Mental health for parents
For any parent, life can be overwhelming at times. When parents are stressed, at odds, or experiencing mental health issues, children and families suffer. If you think you or your partner needs help, please contact Eugene Pediatric Associates. We can provide you with the name of an appropriate, professionally trained psychologist or psychiatrist. We’re here to help.
Often, working on difficult relationship issues and life transitions with your entire family can help parents who are struggling. Alex Hagar at Thrive Behavioral is a Licensed Marriage and Family Therapist. Our other Thrive child therapists also do a great deal of work with parents as they help children navigate behavioral and social challenges.

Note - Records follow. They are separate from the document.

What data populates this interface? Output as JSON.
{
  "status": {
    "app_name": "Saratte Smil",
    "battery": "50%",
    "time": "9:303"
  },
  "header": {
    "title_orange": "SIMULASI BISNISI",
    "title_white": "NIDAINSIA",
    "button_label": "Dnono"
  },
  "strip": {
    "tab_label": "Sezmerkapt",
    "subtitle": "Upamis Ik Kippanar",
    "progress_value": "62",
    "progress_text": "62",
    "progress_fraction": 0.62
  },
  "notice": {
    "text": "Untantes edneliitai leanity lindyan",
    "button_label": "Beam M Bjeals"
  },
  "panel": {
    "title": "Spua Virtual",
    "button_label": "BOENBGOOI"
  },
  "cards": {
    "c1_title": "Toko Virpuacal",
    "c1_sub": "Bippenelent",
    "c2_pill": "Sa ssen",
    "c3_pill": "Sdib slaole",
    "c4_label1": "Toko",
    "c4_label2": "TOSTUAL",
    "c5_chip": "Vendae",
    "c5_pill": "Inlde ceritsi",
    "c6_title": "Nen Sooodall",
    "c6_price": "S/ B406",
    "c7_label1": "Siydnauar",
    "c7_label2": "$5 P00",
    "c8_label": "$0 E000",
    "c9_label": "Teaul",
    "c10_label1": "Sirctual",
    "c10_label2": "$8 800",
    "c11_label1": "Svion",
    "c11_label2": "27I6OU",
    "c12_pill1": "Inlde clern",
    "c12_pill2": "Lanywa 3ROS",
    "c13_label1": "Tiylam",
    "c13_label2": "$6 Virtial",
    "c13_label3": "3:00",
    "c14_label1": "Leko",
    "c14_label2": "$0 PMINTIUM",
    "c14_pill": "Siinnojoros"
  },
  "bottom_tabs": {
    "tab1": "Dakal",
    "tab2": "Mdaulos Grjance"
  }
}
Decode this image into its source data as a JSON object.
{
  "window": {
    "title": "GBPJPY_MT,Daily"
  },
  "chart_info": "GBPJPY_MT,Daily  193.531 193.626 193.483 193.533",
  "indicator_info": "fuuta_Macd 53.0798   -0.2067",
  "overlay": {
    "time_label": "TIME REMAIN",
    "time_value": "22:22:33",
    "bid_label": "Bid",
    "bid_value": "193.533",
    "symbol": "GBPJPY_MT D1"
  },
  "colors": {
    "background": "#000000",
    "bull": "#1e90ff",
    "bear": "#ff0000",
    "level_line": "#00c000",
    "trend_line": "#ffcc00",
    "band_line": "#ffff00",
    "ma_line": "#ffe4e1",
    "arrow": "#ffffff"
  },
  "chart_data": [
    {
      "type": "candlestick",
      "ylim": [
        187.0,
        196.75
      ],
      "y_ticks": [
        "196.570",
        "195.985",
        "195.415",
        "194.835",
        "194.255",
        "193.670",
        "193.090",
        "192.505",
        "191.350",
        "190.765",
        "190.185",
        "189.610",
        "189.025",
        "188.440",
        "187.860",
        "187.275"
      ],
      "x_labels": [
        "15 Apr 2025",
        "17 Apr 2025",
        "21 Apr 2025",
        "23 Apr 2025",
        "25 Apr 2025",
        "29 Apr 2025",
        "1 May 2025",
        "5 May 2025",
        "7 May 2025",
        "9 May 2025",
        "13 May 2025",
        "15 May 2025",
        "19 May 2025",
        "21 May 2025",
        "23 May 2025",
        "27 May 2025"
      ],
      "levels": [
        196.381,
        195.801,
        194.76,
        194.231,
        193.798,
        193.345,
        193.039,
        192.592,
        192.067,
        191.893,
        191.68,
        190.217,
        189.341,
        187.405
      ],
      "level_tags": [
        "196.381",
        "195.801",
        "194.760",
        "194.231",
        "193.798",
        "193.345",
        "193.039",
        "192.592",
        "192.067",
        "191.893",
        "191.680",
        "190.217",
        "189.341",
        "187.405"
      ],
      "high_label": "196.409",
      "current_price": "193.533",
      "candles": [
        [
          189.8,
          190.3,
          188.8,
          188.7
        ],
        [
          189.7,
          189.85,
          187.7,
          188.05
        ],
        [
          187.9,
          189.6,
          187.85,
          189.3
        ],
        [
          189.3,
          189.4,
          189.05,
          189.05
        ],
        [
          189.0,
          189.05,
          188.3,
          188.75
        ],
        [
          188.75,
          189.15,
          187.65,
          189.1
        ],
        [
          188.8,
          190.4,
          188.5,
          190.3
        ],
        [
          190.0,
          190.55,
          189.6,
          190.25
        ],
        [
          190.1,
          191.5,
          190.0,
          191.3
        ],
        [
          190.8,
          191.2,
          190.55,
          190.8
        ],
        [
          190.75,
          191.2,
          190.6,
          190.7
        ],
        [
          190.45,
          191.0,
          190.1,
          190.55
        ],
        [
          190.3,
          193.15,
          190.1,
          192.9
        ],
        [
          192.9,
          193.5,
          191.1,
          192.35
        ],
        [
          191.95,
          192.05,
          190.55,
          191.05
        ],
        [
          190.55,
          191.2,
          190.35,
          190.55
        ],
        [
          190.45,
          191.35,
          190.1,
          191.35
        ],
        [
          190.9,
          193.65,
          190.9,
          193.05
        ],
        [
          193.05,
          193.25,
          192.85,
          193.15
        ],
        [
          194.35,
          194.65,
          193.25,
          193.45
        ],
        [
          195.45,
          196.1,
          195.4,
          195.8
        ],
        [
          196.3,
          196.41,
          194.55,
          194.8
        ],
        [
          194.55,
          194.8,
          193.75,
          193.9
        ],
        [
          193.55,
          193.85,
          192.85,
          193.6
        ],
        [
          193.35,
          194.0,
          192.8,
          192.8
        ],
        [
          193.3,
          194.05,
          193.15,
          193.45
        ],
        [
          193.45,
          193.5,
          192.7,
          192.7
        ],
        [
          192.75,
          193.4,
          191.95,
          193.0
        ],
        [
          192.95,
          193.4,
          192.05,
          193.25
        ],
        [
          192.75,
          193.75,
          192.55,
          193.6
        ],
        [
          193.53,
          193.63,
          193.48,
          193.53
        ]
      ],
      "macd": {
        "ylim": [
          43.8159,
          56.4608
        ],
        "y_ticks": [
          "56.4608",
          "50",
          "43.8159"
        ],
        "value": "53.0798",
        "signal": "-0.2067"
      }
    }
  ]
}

Our two case managers help parents in a wide variety of ways. They can assist parents who need help finding mental healthcare for themselves, community resources for housing, jobs, and financial support. Case managers interface and advocate with the Department of Human Services for families seen at Eugene Pediatrics and Thrive Behavioral. Whatever the social needs of children and families, Jordan Bradshaw and Katy Buddeke are there to help.
Eugene Pediatrics believes mothers need care at our office, too, so we are a safe, supportive place to start the conversation about a woman’s emotional health after having a baby. Many women experience a jumble of emotions after giving birth, ranging from excitement and intense joy to anxiety and sadness. Common symptoms of moodiness and easy crying after having a baby are often labeled “baby blues.” But for 1 in 10 mothers, their emotional distress is more severe and is termed “postpartum depression,” Rarely, an extreme form of postpartum depression, “postpartum psychosis” can occur.
Eugene and Springfield also have great support organizations, like WellMama, a non-profit organization that provides comprehensive pregnancy and postpartum support for women and their families.
You may be more at risk for postpartum depression if:
- You have suffered from it after a prior pregnancy.
- You have a history of depression prior to becoming pregnant.
- You and your partner are in conflict.
- Your social support is not adequate.
- You are experiencing additional stress upon the arrival of your new baby.
Symptoms of baby blues include:
- Mood swings.
- Mild occasional bouts of anxiety.
- Mild occasional feelings of sadness.
- Frequent crying.
- Poor concentration.
- Difficulty sleeping, even when the baby allows you to sleep.
Symptoms of the more severe postpartum depression include:
- Severe mood swings.
- Withdrawal from friends and family.
- Difficulty bonding appropriately with the new baby.
- Thoughts of harming yourself or the baby.
- Loss of appetite.
- Intense irritability and anger.
- Extreme fatigue.
- Lack of joy.
- Feelings of inadequacy, shame or guilt.
Symptoms of the most severe postpartum psychosis include:
- Hallucinations – seeing or hearing things that aren’t real.
- Severe insomnia.
- Extreme agitation or rage.
- Poor bonding with the new baby.
- Attempts to harm oneself or the baby.
If you believe you or someone you know may be suffering from postpartum depression, please call us at Eugene Pediatric Associates, or contact your own physician right away. If you are concerned that a mother is suffering from postpartum psychosis, immediately seek medical attention by calling her doctor or going directly to the emergency room. Early diagnosis and treatment of postpartum depression can improve symptoms quickly and allow women and their families to get back to enjoying their new baby and this new chapter in their lives.
What is the difference between a psychologist and a psychiatrist?
Psychologists are human mind and behavior specialists. These trained professionals help children and adults deal with everyday problems. Some specialize in counseling, while others are more procedural or research-oriented.
Psychiatrists are medical doctors who specialize in the diagnosis and treatment of mental health disorders. Psychiatrists are able to give prescription medications, if needed, as part of a treatment plan.
Clues that indicate you may need the help of a psychologist or psychiatrist may include:
- Signs of extreme sadness, anxiety, thoughts about harming your baby, suicidal thoughts.
- Parent-child conflict that is severe or chronic.
- Relationship with your spouse is deteriorating.
- Persistent or severe emotional problems that interfere with your ability to function.
- Drug or alcohol abuse.
- Family upheaval such as separation, divorce, job loss, financial stress or death that overwhelms you.
- Thoughts or attempts to harm yourself or others.
- Rage toward your child or spouse that you cannot control.
- Mental health problems that require prescription medications.
- Anger or deep sadness over the loss of a loved one.
- Anxiety over job loss, significant financial troubles.